#### Work to complete:
The reply should be a single number: the count of lines below that contain the word "Enter".

[Collected data]
....

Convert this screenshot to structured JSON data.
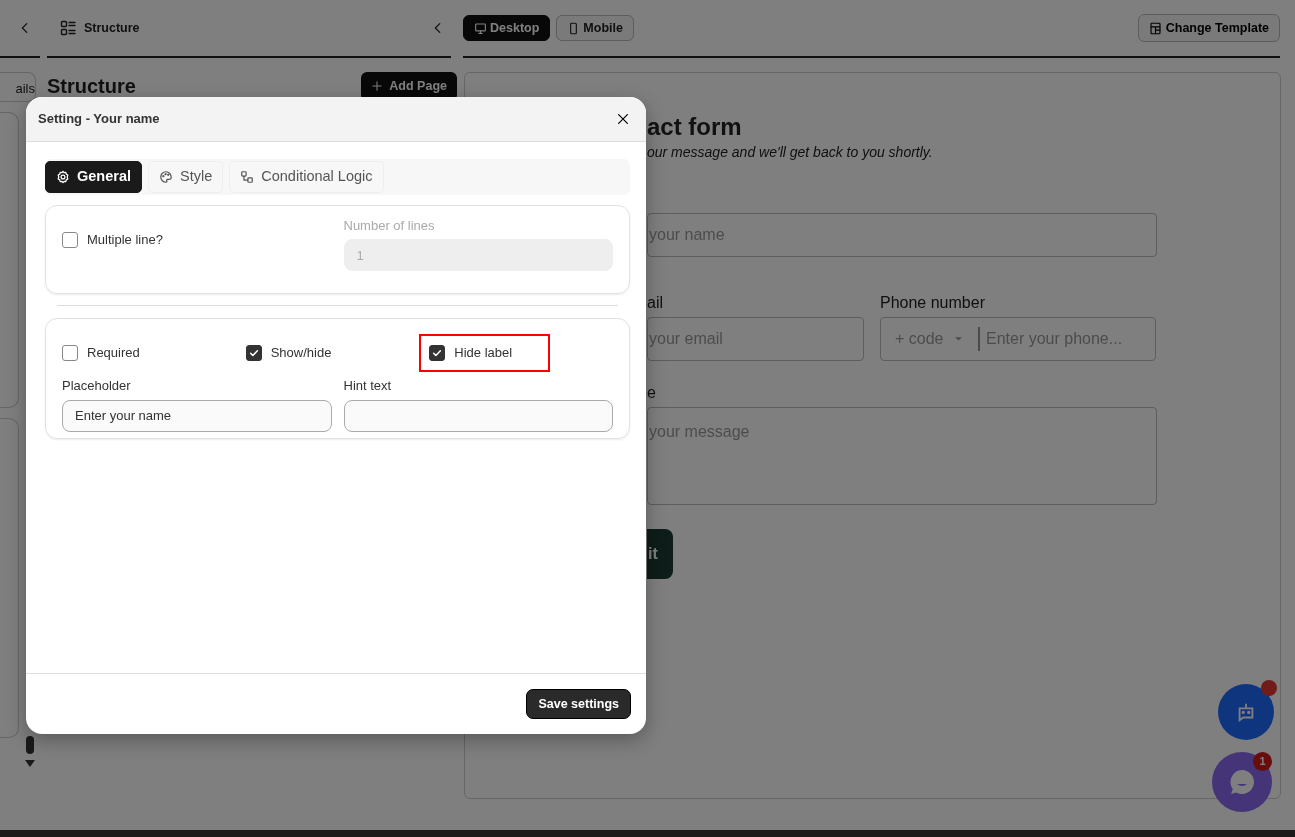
{
  "left_rail": {
    "tab": "ails"
  },
  "toolbar": {
    "panel_title": "Structure",
    "view_buttons": [
      {
        "label": "Desktop",
        "kind": "desktop",
        "selected": true
      },
      {
        "label": "Mobile",
        "kind": "mobile",
        "selected": false
      }
    ],
    "change_template": "Change Template"
  },
  "structure": {
    "heading": "Structure",
    "add_button": "Add Page"
  },
  "preview": {
    "title": "act form",
    "subtitle": "our message and we'll get back to you shortly.",
    "name_field": {
      "placeholder": "your name"
    },
    "email_field": {
      "label": "ail",
      "placeholder": "your email"
    },
    "phone_field": {
      "label": "Phone number",
      "code": "+ code",
      "placeholder": "Enter your phone..."
    },
    "message_field": {
      "label": "e",
      "placeholder": "your message"
    },
    "submit": "it"
  },
  "modal": {
    "title": "Setting - Your name",
    "tabs": [
      {
        "label": "General",
        "kind": "gear",
        "selected": true
      },
      {
        "label": "Style",
        "kind": "palette",
        "selected": false
      },
      {
        "label": "Conditional Logic",
        "kind": "logic",
        "selected": false
      }
    ],
    "multiple_line": {
      "label": "Multiple line?",
      "checked": false
    },
    "number_of_lines": {
      "label": "Number of lines",
      "value": "1",
      "disabled": true
    },
    "options": [
      {
        "label": "Required",
        "checked": false,
        "highlighted": false
      },
      {
        "label": "Show/hide",
        "checked": true,
        "highlighted": false
      },
      {
        "label": "Hide label",
        "checked": true,
        "highlighted": true
      }
    ],
    "placeholder_field": {
      "label": "Placeholder",
      "value": "Enter your name"
    },
    "hint_field": {
      "label": "Hint text"
    },
    "save_button": "Save settings"
  },
  "chat_launcher": {
    "badge": "1"
  }
}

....

#### Response:
2